Excerpts from an interface dataset
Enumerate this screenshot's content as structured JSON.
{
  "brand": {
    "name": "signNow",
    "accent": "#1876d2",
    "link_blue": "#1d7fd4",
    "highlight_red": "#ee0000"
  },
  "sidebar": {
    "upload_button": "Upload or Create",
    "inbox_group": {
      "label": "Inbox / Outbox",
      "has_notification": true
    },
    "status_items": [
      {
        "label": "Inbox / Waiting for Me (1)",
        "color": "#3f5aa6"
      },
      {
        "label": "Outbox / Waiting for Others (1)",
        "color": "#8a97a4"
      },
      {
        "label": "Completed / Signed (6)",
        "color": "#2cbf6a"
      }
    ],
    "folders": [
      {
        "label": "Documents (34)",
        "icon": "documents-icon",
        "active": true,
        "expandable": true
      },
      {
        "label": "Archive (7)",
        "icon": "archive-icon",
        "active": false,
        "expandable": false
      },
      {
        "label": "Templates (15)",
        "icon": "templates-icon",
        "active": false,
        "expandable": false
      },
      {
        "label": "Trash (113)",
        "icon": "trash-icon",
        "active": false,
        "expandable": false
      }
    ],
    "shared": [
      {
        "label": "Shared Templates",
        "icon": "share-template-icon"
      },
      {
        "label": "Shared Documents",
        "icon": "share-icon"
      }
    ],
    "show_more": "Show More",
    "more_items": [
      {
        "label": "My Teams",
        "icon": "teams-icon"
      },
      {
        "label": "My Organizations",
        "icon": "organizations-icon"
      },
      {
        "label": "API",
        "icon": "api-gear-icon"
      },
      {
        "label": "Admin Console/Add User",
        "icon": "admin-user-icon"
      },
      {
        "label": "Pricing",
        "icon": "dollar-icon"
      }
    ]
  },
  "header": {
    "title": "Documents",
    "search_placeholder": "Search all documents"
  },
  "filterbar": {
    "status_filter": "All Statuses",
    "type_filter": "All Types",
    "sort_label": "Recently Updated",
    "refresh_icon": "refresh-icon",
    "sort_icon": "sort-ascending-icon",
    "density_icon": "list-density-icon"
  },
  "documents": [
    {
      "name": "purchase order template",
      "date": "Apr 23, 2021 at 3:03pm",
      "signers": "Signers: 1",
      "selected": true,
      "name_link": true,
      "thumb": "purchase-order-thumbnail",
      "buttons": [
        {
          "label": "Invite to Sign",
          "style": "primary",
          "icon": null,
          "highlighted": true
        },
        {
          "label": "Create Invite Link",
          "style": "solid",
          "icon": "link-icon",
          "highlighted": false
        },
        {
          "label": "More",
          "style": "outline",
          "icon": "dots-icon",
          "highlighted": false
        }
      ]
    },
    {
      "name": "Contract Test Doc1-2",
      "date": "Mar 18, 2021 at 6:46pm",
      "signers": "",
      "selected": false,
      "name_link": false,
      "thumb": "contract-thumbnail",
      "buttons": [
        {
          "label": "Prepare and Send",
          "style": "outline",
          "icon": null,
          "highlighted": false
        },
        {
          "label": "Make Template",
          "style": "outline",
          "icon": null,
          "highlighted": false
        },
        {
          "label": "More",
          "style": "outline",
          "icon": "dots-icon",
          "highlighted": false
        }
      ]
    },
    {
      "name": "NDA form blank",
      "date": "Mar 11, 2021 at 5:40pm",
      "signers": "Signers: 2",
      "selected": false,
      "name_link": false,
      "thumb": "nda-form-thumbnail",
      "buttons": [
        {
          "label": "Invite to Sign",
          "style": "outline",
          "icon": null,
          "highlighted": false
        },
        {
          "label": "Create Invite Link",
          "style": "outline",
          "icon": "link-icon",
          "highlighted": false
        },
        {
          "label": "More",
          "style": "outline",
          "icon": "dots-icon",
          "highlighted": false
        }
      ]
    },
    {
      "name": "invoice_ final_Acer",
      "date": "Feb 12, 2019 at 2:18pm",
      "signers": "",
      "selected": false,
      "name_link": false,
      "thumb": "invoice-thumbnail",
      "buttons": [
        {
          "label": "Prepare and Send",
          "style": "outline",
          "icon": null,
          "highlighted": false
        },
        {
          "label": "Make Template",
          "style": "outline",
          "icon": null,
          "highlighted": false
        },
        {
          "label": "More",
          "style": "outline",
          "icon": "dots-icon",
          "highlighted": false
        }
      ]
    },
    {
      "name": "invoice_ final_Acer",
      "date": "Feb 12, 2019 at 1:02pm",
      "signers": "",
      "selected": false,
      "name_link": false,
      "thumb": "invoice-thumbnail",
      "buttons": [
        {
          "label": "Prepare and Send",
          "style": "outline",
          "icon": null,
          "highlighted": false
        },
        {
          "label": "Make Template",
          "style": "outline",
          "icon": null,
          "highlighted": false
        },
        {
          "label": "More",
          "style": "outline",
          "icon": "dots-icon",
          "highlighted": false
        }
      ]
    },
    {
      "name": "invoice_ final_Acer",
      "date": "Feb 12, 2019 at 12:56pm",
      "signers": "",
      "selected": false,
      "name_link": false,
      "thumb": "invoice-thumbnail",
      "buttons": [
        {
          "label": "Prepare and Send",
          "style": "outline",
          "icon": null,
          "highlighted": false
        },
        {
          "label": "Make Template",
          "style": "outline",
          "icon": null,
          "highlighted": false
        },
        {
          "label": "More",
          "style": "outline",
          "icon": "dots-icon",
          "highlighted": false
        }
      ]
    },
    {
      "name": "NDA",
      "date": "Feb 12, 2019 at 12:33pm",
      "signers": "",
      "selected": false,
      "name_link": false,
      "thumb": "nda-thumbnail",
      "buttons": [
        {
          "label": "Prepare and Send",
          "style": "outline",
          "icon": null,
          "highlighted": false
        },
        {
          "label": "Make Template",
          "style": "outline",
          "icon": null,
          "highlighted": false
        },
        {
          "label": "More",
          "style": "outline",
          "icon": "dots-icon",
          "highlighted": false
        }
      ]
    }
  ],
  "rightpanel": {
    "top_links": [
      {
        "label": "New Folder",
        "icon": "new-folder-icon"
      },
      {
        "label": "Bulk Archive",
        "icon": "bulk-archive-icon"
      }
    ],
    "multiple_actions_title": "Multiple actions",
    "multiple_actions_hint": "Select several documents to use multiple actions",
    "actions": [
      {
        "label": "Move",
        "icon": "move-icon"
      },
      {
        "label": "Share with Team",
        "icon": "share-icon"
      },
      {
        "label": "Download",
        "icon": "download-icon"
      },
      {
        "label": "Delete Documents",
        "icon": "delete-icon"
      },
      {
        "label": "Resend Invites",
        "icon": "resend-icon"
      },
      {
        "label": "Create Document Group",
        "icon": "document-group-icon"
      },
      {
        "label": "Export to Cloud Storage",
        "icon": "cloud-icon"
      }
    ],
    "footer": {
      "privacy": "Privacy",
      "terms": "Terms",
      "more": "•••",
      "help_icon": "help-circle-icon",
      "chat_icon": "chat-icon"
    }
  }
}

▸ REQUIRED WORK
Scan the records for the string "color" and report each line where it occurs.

▸ RESULT
        "color": "#3f5aa6"
        "color": "#8a97a4"
        "color": "#2cbf6a"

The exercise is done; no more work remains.